Qualification Requirements: (Education, Experience, and Training)

  • A Juris Doctorate; and twelve (12) years professional experience in practice of law which must include two (2) years working directly with or for a legislative body, four (4) years working with a tribal government, two (2) years working for the Navajo Nation government as an attorney or four (4) years providing legal representation to entities or individuals subject to the laws of the Navajo Nation; and four (4) years working in a supervisory capacity of which two (2) years must include supervising senior-level attorneys.
  • State licensed and current admission to the Navajo Nation Bar Association.

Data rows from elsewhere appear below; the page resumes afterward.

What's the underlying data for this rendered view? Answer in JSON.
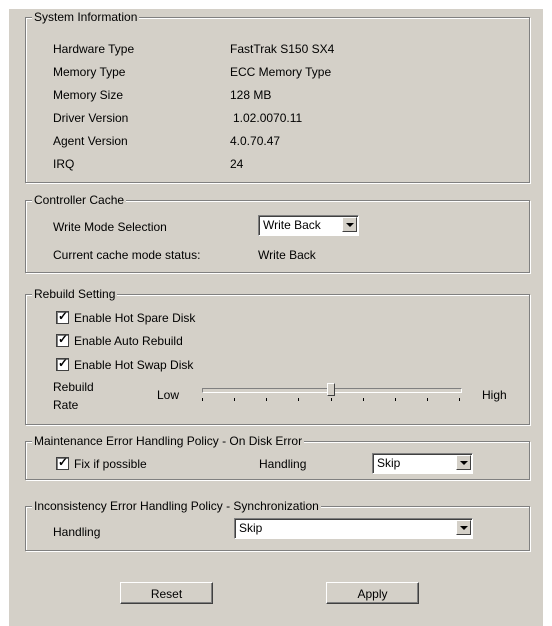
{
  "system_info": {
    "legend": "System Information",
    "rows": [
      {
        "label": "Hardware Type",
        "value": "FastTrak S150 SX4"
      },
      {
        "label": "Memory Type",
        "value": "ECC Memory Type"
      },
      {
        "label": "Memory Size",
        "value": "128 MB"
      },
      {
        "label": "Driver Version",
        "value": "1.02.0070.11"
      },
      {
        "label": "Agent Version",
        "value": "4.0.70.47"
      },
      {
        "label": "IRQ",
        "value": "24"
      }
    ]
  },
  "controller_cache": {
    "legend": "Controller Cache",
    "write_mode_label": "Write Mode Selection",
    "write_mode_value": "Write Back",
    "status_label": "Current cache mode status:",
    "status_value": "Write Back"
  },
  "rebuild": {
    "legend": "Rebuild Setting",
    "hot_spare": {
      "label": "Enable Hot Spare Disk",
      "checked": true
    },
    "auto_rebuild": {
      "label": "Enable Auto Rebuild",
      "checked": true
    },
    "hot_swap": {
      "label": "Enable Hot Swap Disk",
      "checked": true
    },
    "rate_label_line1": "Rebuild",
    "rate_label_line2": "Rate",
    "low_label": "Low",
    "high_label": "High",
    "rate_fraction": 0.5
  },
  "maintenance": {
    "legend": "Maintenance Error Handling Policy - On Disk Error",
    "fix_label": "Fix if possible",
    "fix_checked": true,
    "handling_label": "Handling",
    "handling_value": "Skip"
  },
  "inconsistency": {
    "legend": "Inconsistency Error Handling Policy - Synchronization",
    "handling_label": "Handling",
    "handling_value": "Skip"
  },
  "buttons": {
    "reset": "Reset",
    "apply": "Apply"
  }
}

Special Knowledge, Skills and Abilities:
Knowledge of: federal, state and Navajo Nation laws and regulations relating to administrative and regulatory functions; Navajo Nation, state and federal statutory laws and regulations affecting tribal governments and Navajo members; Fundamental Law; the procedures and rules required for administrative, legislative and judicial hearings; the methods and techniques of legal research and analysis, lobbying and presenting cases in court. Skill in: analyzing and organizing facts, evidence and precedents; developing an appropriate argument or defense and presenting supportive materials; verbal and written communication. Ability to: establish and maintain effective working relations with Navajo Nation Council delegates, executive staff, court officials, governmental officials, political figures and the general public; exercise initiative and good judgment in creating, interpreting and applying law, policies, regulations, procedures and administrative methods; objectively and analytically devise practical solutions quickly and effectively.

Knowledge of: federal, state and Navajo Nation laws and regulations relating to administrative and regulatory functions; Navajo Nation, state and federal statutory laws and regulations affecting tribal governments and Navajo members; Fundamental Law; the procedures and rules required for administrative, legislative and judicial hearings; the methods and techniques of legal research and analysis, lobbying and presenting cases in court. Skill in: analyzing and organizing facts, evidence and precedents; developing an appropriate argument or defense and presenting supportive materials; verbal and written communication. Ability to: establish and maintain effective working relations with Navajo Nation Council delegates, executive staff, court officials, governmental officials, political figures and the general public; exercise initiative and good judgment in creating, interpreting and applying law, policies, regulations, procedures and administrative methods; objectively and analytically devise practical solutions quickly and effectively.

For full job description, click here.